WHAT IS REQUIRED: Look through the entries for the string "selected", and copy each line that holds it.

#### DATA SHOWN ####

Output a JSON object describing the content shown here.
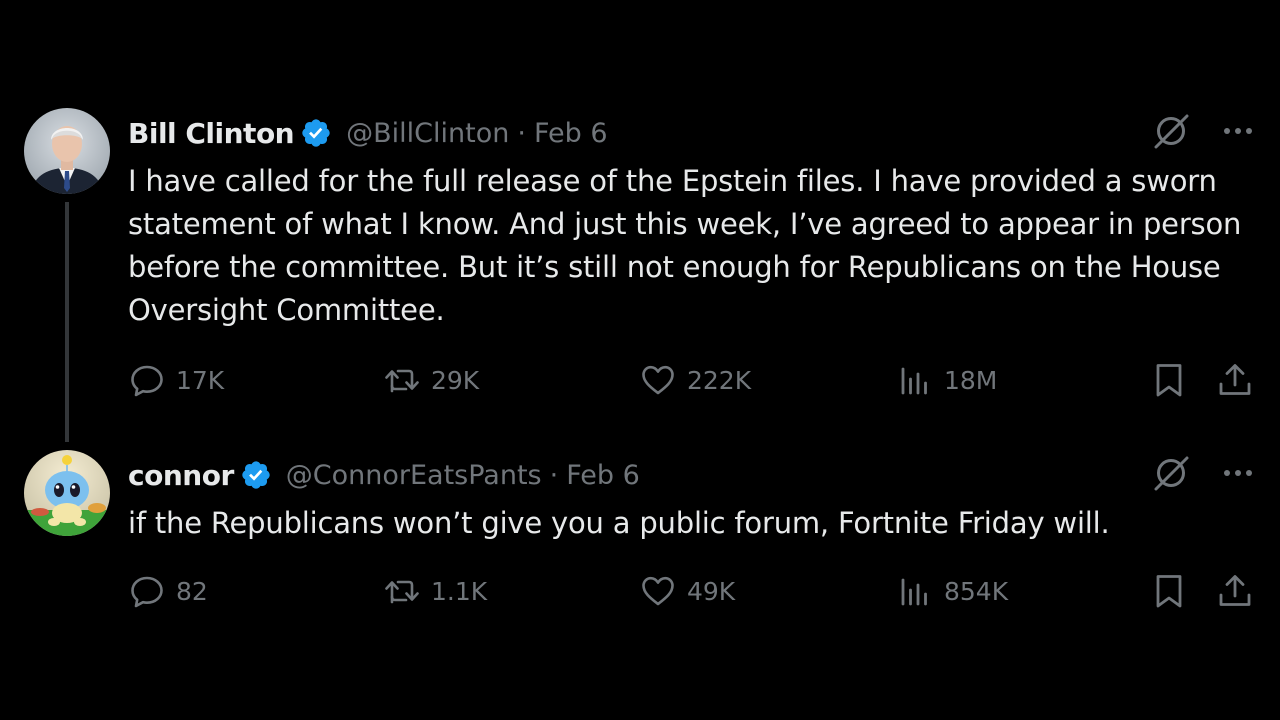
{
  "tweets": [
    {
      "name": "Bill Clinton",
      "handle": "@BillClinton",
      "separator": "·",
      "date": "Feb 6",
      "text": "I have called for the full release of the Epstein files. I have provided a sworn statement of what I know. And just this week, I’ve agreed to appear in person before the committee. But it’s still not enough for Republicans on the House Oversight Committee.",
      "stats": {
        "replies": "17K",
        "retweets": "29K",
        "likes": "222K",
        "views": "18M"
      }
    },
    {
      "name": "connor",
      "handle": "@ConnorEatsPants",
      "separator": "·",
      "date": "Feb 6",
      "text": "if the Republicans won’t give you a public forum, Fortnite Friday will.",
      "stats": {
        "replies": "82",
        "retweets": "1.1K",
        "likes": "49K",
        "views": "854K"
      }
    }
  ],
  "icons": [
    "verified-badge-icon",
    "grok-icon",
    "more-icon",
    "reply-icon",
    "retweet-icon",
    "like-icon",
    "views-icon",
    "bookmark-icon",
    "share-icon"
  ],
  "colors": {
    "background": "#000000",
    "primary_text": "#e7e9ea",
    "secondary_text": "#71767b",
    "verified_blue": "#1d9bf0",
    "thread_line": "#333639"
  }
}
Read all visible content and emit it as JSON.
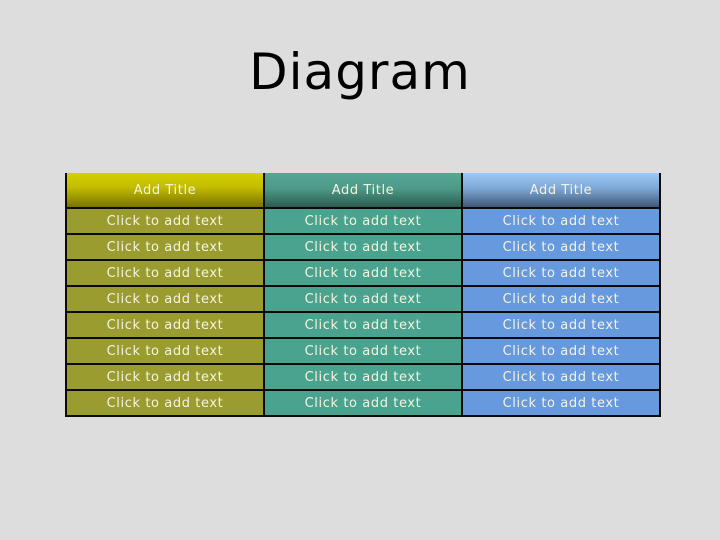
{
  "slide": {
    "title": "Diagram"
  },
  "colors": {
    "background": "#dddddd",
    "column_1": "#9a9c30",
    "column_2": "#4aa38e",
    "column_3": "#6699dd",
    "border": "#0a0a0a"
  },
  "table": {
    "headers": [
      "Add Title",
      "Add Title",
      "Add Title"
    ],
    "rows": [
      [
        "Click to add text",
        "Click to add text",
        "Click to add text"
      ],
      [
        "Click to add text",
        "Click to add text",
        "Click to add text"
      ],
      [
        "Click to add text",
        "Click to add text",
        "Click to add text"
      ],
      [
        "Click to add text",
        "Click to add text",
        "Click to add text"
      ],
      [
        "Click to add text",
        "Click to add text",
        "Click to add text"
      ],
      [
        "Click to add text",
        "Click to add text",
        "Click to add text"
      ],
      [
        "Click to add text",
        "Click to add text",
        "Click to add text"
      ],
      [
        "Click to add text",
        "Click to add text",
        "Click to add text"
      ]
    ]
  }
}
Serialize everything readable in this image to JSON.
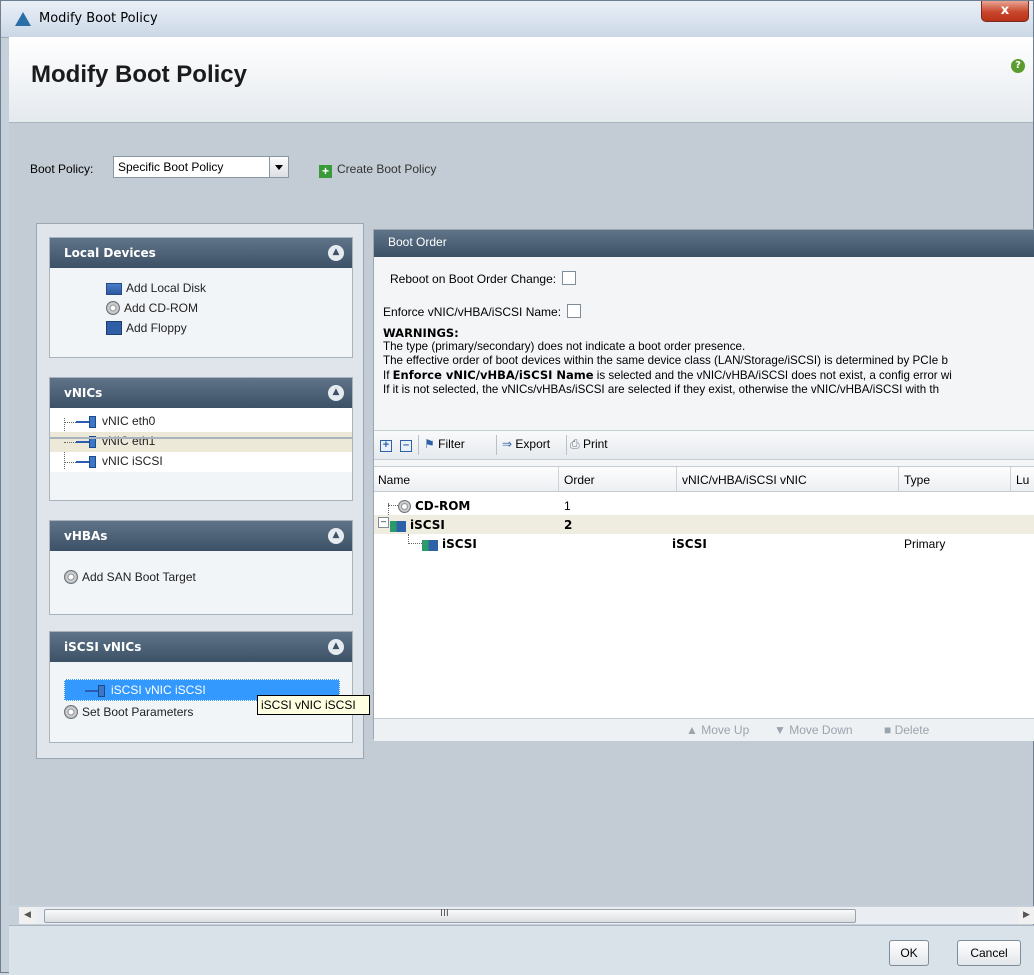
{
  "window": {
    "title": "Modify Boot Policy",
    "close_label": "x"
  },
  "header": {
    "title": "Modify Boot Policy",
    "help_label": "?"
  },
  "boot_policy": {
    "label": "Boot Policy:",
    "selected": "Specific Boot Policy",
    "create_label": "Create Boot Policy",
    "create_icon": "plus-icon"
  },
  "local_devices": {
    "title": "Local Devices",
    "items": [
      {
        "label": "Add Local Disk",
        "icon": "disk-icon"
      },
      {
        "label": "Add CD-ROM",
        "icon": "cdrom-icon"
      },
      {
        "label": "Add Floppy",
        "icon": "floppy-icon"
      }
    ]
  },
  "vnics": {
    "title": "vNICs",
    "items": [
      {
        "label": "vNIC eth0"
      },
      {
        "label": "vNIC eth1"
      },
      {
        "label": "vNIC iSCSI"
      }
    ]
  },
  "vhbas": {
    "title": "vHBAs",
    "items": [
      {
        "label": "Add SAN Boot Target"
      }
    ]
  },
  "iscsi_vnics": {
    "title": "iSCSI vNICs",
    "items": [
      {
        "label": "iSCSI vNIC iSCSI"
      },
      {
        "label": "Set Boot Parameters"
      }
    ],
    "tooltip": "iSCSI vNIC iSCSI"
  },
  "boot_order": {
    "title": "Boot Order",
    "reboot_label": "Reboot on Boot Order Change:",
    "enforce_label": "Enforce vNIC/vHBA/iSCSI Name:",
    "warnings": {
      "heading": "WARNINGS:",
      "line1": "The type (primary/secondary) does not indicate a boot order presence.",
      "line2": "The effective order of boot devices within the same device class (LAN/Storage/iSCSI) is determined by PCIe b",
      "line3_prefix": "If ",
      "line3_bold": "Enforce vNIC/vHBA/iSCSI Name",
      "line3_suffix": " is selected and the vNIC/vHBA/iSCSI does not exist, a config error wi",
      "line4": "If it is not selected, the vNICs/vHBAs/iSCSI are selected if they exist, otherwise the vNIC/vHBA/iSCSI with th"
    },
    "toolbar": {
      "filter": "Filter",
      "export": "Export",
      "print": "Print"
    },
    "columns": [
      "Name",
      "Order",
      "vNIC/vHBA/iSCSI vNIC",
      "Type",
      "Lu"
    ],
    "rows": [
      {
        "name": "CD-ROM",
        "order": "1",
        "vnic": "",
        "type": ""
      },
      {
        "name": "iSCSI",
        "order": "2",
        "vnic": "",
        "type": ""
      },
      {
        "name": "iSCSI",
        "order": "",
        "vnic": "iSCSI",
        "type": "Primary"
      }
    ],
    "footer": {
      "move_up": "Move Up",
      "move_down": "Move Down",
      "delete": "Delete"
    }
  },
  "scrollbar": {
    "thumb_grip": "III"
  },
  "buttons": {
    "ok": "OK",
    "cancel": "Cancel"
  }
}
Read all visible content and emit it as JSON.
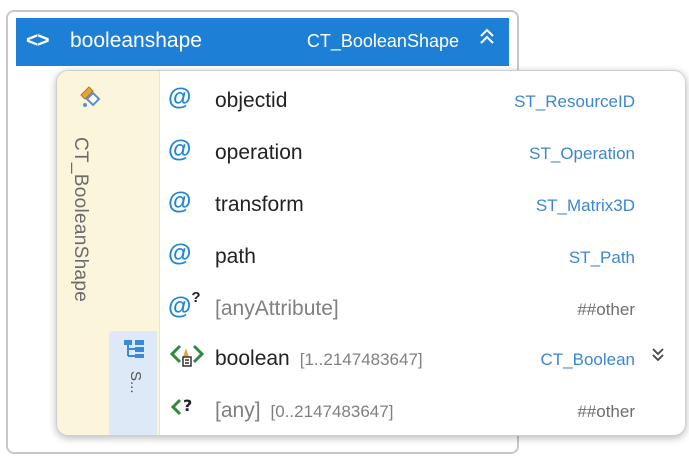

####

EXERCISE RESPONSE:
    "selected": "Specific Boot Policy",
      "line3_suffix": " is selected and the vNIC/vHBA/iSCSI does not exist, a config error wi",
      "line4": "If it is not selected, the vNICs/vHBAs/iSCSI are selected if they exist, otherwise the vNIC/vHBA/iSCSI with th"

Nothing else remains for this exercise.